----- PROVIDED DATA -----

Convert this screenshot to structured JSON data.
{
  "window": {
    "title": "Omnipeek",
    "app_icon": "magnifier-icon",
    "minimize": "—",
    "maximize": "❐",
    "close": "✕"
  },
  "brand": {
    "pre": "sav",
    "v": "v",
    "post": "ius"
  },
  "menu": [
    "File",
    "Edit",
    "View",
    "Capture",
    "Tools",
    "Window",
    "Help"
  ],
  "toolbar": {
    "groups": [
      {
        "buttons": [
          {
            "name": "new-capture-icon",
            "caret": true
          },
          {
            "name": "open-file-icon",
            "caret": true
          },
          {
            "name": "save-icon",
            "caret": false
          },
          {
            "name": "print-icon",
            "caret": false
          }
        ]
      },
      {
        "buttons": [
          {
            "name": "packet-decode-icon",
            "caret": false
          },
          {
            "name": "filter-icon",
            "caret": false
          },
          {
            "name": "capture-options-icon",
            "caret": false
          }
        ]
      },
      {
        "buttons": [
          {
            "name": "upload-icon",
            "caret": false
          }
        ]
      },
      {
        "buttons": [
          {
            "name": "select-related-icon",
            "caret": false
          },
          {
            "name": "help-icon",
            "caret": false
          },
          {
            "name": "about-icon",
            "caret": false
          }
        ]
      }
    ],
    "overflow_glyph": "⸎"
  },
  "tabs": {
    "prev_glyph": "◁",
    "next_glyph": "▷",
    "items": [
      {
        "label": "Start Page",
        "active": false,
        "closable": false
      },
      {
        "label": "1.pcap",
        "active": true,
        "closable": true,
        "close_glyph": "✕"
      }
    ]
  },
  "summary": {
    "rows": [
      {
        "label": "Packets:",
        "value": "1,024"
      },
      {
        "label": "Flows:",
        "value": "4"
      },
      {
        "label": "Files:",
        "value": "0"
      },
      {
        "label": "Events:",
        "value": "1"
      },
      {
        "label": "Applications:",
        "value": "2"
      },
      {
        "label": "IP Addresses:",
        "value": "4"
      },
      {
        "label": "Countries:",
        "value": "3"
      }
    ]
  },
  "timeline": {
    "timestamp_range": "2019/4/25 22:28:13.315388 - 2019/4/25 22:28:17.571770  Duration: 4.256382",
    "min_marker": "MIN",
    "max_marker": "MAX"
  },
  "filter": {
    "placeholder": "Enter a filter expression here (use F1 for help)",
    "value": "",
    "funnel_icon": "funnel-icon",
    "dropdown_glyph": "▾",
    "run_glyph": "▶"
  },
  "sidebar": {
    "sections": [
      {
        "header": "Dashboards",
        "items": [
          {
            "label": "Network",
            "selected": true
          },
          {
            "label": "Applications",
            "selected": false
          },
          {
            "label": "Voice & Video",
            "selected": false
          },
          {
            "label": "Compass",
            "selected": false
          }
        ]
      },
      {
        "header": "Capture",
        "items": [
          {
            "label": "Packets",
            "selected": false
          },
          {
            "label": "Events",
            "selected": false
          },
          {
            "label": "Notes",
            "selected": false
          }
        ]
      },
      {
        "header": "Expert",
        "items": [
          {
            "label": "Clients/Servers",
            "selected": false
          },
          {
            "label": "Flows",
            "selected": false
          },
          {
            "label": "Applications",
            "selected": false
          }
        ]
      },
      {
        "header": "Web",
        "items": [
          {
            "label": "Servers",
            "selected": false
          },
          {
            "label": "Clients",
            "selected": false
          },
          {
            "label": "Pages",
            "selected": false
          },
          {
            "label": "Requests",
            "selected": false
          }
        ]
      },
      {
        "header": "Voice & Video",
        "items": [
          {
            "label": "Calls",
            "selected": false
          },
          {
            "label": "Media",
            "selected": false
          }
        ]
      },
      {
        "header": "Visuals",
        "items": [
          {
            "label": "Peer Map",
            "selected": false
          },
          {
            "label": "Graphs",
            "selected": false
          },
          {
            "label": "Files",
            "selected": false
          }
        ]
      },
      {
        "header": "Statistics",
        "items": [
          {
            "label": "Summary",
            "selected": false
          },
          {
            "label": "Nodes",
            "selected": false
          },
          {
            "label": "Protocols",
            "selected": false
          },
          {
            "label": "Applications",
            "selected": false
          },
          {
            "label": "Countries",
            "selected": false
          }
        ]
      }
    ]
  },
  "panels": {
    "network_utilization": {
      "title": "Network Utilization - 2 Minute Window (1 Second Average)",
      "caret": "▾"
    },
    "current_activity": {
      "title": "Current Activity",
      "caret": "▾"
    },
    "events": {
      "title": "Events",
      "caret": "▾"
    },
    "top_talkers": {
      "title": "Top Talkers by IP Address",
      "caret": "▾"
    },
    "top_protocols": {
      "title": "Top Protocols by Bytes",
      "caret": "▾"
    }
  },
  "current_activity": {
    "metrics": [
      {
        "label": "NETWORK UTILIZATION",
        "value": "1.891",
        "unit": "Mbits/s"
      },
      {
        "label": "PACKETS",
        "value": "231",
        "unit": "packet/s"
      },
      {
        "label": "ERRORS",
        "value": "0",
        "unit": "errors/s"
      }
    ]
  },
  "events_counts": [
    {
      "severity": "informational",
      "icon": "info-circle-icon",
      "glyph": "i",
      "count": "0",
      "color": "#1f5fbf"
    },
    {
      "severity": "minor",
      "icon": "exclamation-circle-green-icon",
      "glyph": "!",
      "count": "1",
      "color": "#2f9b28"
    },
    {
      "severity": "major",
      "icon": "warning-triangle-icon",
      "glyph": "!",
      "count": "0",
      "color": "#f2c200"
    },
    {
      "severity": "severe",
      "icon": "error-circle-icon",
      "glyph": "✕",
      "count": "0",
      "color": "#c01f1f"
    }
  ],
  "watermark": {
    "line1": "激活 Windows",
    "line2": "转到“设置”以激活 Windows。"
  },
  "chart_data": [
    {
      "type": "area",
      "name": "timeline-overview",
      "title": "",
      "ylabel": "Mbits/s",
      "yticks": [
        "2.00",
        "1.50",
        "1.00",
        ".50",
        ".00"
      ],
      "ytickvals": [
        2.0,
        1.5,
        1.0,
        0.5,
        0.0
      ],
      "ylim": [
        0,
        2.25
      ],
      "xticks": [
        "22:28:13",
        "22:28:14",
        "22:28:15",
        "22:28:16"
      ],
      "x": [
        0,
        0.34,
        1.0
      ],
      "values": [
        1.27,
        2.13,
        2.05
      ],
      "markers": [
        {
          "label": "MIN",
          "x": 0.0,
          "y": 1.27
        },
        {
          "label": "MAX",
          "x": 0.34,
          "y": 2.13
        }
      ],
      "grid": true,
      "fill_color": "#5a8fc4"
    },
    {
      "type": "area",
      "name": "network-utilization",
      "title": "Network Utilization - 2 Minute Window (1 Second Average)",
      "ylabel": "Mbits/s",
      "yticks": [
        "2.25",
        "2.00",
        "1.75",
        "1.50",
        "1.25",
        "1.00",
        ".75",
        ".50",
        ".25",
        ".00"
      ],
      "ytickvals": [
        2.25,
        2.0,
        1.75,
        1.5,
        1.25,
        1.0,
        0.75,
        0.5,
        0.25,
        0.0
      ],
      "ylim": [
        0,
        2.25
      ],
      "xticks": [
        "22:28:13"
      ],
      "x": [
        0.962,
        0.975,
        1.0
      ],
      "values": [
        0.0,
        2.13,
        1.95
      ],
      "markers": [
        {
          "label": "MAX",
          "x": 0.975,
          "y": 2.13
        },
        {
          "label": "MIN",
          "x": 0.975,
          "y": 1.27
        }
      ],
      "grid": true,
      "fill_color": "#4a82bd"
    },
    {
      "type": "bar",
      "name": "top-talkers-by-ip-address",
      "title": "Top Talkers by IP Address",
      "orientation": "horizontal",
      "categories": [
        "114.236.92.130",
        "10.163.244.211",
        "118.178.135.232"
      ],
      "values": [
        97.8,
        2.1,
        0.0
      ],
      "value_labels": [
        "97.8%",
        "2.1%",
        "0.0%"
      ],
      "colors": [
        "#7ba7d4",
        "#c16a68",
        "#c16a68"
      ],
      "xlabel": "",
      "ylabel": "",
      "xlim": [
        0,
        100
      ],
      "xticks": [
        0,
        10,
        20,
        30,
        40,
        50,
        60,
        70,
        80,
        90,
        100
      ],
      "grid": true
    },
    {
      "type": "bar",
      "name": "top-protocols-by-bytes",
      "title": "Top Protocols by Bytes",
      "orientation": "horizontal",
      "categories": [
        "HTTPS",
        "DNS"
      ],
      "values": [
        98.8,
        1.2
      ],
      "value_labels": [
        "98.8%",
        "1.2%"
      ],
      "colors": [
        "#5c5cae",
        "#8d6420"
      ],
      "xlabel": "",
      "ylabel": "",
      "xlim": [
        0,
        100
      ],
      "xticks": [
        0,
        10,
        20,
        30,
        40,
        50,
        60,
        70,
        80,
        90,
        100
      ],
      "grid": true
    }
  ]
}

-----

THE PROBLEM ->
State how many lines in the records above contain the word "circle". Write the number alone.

OUTPUT FOR THIS EXERCISE ->
3